- _What is required_:
Look for "icon" in each line of the entries, and return the matching lines.

Excerpts from an interface dataset:
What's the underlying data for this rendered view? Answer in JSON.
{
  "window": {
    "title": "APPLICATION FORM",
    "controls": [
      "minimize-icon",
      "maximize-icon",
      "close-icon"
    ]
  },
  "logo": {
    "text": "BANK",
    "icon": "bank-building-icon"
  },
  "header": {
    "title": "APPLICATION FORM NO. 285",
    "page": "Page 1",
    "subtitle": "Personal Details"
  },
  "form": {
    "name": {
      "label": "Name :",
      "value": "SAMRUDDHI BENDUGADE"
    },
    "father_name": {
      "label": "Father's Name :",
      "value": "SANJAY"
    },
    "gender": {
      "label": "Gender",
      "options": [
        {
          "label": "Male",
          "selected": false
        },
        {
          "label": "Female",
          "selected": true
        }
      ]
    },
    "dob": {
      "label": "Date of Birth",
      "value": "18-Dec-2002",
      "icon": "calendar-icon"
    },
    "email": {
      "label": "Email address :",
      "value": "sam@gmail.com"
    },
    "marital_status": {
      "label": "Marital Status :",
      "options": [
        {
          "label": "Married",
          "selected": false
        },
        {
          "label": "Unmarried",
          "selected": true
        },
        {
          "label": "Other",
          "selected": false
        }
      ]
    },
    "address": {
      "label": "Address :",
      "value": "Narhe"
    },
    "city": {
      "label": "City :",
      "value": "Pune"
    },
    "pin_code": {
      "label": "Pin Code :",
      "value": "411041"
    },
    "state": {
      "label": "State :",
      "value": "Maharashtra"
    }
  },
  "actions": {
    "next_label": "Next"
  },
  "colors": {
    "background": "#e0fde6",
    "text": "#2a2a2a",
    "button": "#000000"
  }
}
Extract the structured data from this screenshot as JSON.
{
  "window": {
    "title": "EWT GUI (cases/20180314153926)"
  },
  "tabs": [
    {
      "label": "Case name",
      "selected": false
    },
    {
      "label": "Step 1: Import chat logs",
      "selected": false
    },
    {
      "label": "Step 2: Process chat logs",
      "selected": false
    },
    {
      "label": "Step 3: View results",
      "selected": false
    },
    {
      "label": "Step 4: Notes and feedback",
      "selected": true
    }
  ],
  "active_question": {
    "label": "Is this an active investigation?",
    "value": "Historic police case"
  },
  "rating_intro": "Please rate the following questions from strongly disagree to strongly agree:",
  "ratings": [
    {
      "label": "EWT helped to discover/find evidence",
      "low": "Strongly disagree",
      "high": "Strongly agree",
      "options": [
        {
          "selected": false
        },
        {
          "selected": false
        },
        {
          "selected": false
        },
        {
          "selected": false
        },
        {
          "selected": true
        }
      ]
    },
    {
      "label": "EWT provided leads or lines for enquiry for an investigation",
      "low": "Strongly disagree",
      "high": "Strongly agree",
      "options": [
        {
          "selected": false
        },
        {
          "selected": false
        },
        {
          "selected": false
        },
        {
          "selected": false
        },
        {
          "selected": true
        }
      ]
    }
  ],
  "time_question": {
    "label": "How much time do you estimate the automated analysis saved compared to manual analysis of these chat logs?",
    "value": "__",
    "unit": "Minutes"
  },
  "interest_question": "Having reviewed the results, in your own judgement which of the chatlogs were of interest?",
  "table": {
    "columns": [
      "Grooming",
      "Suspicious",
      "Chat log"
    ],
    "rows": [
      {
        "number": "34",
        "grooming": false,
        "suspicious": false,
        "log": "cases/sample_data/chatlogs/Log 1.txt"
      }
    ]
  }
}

- _Output for this exercise_:
      "minimize-icon",
      "maximize-icon",
      "close-icon"
    "icon": "bank-building-icon"
      "icon": "calendar-icon"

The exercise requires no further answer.